=== Begin Enclosure ===
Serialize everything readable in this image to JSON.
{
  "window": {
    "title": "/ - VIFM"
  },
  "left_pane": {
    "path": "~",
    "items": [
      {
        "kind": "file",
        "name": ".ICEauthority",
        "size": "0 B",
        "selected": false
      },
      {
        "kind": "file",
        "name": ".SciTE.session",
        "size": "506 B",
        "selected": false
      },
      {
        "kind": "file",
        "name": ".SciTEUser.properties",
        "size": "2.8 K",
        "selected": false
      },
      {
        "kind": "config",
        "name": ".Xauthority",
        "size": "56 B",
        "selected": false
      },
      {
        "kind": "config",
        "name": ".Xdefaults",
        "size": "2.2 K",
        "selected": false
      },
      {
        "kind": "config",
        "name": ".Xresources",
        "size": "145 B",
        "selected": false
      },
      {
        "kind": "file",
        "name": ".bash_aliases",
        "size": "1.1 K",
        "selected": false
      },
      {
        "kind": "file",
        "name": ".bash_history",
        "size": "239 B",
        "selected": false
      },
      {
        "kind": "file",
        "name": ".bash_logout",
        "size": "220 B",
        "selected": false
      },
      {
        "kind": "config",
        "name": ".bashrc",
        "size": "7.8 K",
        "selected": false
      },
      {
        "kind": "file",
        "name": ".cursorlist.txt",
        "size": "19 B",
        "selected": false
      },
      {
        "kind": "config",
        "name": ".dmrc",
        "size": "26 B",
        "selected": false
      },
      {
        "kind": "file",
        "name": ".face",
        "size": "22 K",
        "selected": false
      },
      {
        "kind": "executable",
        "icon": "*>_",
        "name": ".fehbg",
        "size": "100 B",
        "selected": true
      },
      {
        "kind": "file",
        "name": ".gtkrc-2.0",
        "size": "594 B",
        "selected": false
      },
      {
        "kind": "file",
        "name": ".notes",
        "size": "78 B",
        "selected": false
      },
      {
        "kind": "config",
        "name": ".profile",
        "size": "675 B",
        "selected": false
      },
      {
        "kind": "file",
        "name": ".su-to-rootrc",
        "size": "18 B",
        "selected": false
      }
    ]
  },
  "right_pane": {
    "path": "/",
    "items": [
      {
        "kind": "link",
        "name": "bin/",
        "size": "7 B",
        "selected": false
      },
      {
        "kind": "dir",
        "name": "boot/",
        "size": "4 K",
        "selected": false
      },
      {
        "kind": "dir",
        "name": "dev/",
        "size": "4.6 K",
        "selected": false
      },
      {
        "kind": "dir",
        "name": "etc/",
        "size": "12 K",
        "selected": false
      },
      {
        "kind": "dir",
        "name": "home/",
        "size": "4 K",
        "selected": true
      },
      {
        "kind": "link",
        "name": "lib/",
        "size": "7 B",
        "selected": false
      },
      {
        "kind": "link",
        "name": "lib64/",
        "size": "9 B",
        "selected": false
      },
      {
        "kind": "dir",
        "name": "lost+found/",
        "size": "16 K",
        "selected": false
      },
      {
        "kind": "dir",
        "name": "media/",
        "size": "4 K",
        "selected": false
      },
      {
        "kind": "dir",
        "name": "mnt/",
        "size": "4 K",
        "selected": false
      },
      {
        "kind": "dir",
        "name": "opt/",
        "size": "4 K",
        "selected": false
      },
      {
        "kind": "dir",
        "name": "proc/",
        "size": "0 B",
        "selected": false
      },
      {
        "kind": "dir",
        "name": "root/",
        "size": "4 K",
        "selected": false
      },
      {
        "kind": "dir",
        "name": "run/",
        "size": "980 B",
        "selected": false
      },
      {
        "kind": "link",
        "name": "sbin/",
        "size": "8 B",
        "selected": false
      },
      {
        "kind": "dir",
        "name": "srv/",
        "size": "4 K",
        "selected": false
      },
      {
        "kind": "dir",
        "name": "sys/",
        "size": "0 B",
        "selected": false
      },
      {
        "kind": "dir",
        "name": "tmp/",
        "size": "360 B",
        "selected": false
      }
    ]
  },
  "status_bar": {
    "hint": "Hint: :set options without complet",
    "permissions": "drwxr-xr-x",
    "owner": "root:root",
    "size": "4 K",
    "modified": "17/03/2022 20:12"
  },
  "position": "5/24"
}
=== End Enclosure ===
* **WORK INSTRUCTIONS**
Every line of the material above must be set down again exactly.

* **RESPONSE BOX**
Serialize everything readable in this image to JSON.
{
  "window": {
    "title": "/ - VIFM"
  },
  "left_pane": {
    "path": "~",
    "items": [
      {
        "kind": "file",
        "name": ".ICEauthority",
        "size": "0 B",
        "selected": false
      },
      {
        "kind": "file",
        "name": ".SciTE.session",
        "size": "506 B",
        "selected": false
      },
      {
        "kind": "file",
        "name": ".SciTEUser.properties",
        "size": "2.8 K",
        "selected": false
      },
      {
        "kind": "config",
        "name": ".Xauthority",
        "size": "56 B",
        "selected": false
      },
      {
        "kind": "config",
        "name": ".Xdefaults",
        "size": "2.2 K",
        "selected": false
      },
      {
        "kind": "config",
        "name": ".Xresources",
        "size": "145 B",
        "selected": false
      },
      {
        "kind": "file",
        "name": ".bash_aliases",
        "size": "1.1 K",
        "selected": false
      },
      {
        "kind": "file",
        "name": ".bash_history",
        "size": "239 B",
        "selected": false
      },
      {
        "kind": "file",
        "name": ".bash_logout",
        "size": "220 B",
        "selected": false
      },
      {
        "kind": "config",
        "name": ".bashrc",
        "size": "7.8 K",
        "selected": false
      },
      {
        "kind": "file",
        "name": ".cursorlist.txt",
        "size": "19 B",
        "selected": false
      },
      {
        "kind": "config",
        "name": ".dmrc",
        "size": "26 B",
        "selected": false
      },
      {
        "kind": "file",
        "name": ".face",
        "size": "22 K",
        "selected": false
      },
      {
        "kind": "executable",
        "icon": "*>_",
        "name": ".fehbg",
        "size": "100 B",
        "selected": true
      },
      {
        "kind": "file",
        "name": ".gtkrc-2.0",
        "size": "594 B",
        "selected": false
      },
      {
        "kind": "file",
        "name": ".notes",
        "size": "78 B",
        "selected": false
      },
      {
        "kind": "config",
        "name": ".profile",
        "size": "675 B",
        "selected": false
      },
      {
        "kind": "file",
        "name": ".su-to-rootrc",
        "size": "18 B",
        "selected": false
      }
    ]
  },
  "right_pane": {
    "path": "/",
    "items": [
      {
        "kind": "link",
        "name": "bin/",
        "size": "7 B",
        "selected": false
      },
      {
        "kind": "dir",
        "name": "boot/",
        "size": "4 K",
        "selected": false
      },
      {
        "kind": "dir",
        "name": "dev/",
        "size": "4.6 K",
        "selected": false
      },
      {
        "kind": "dir",
        "name": "etc/",
        "size": "12 K",
        "selected": false
      },
      {
        "kind": "dir",
        "name": "home/",
        "size": "4 K",
        "selected": true
      },
      {
        "kind": "link",
        "name": "lib/",
        "size": "7 B",
        "selected": false
      },
      {
        "kind": "link",
        "name": "lib64/",
        "size": "9 B",
        "selected": false
      },
      {
        "kind": "dir",
        "name": "lost+found/",
        "size": "16 K",
        "selected": false
      },
      {
        "kind": "dir",
        "name": "media/",
        "size": "4 K",
        "selected": false
      },
      {
        "kind": "dir",
        "name": "mnt/",
        "size": "4 K",
        "selected": false
      },
      {
        "kind": "dir",
        "name": "opt/",
        "size": "4 K",
        "selected": false
      },
      {
        "kind": "dir",
        "name": "proc/",
        "size": "0 B",
        "selected": false
      },
      {
        "kind": "dir",
        "name": "root/",
        "size": "4 K",
        "selected": false
      },
      {
        "kind": "dir",
        "name": "run/",
        "size": "980 B",
        "selected": false
      },
      {
        "kind": "link",
        "name": "sbin/",
        "size": "8 B",
        "selected": false
      },
      {
        "kind": "dir",
        "name": "srv/",
        "size": "4 K",
        "selected": false
      },
      {
        "kind": "dir",
        "name": "sys/",
        "size": "0 B",
        "selected": false
      },
      {
        "kind": "dir",
        "name": "tmp/",
        "size": "360 B",
        "selected": false
      }
    ]
  },
  "status_bar": {
    "hint": "Hint: :set options without complet",
    "permissions": "drwxr-xr-x",
    "owner": "root:root",
    "size": "4 K",
    "modified": "17/03/2022 20:12"
  },
  "position": "5/24"
}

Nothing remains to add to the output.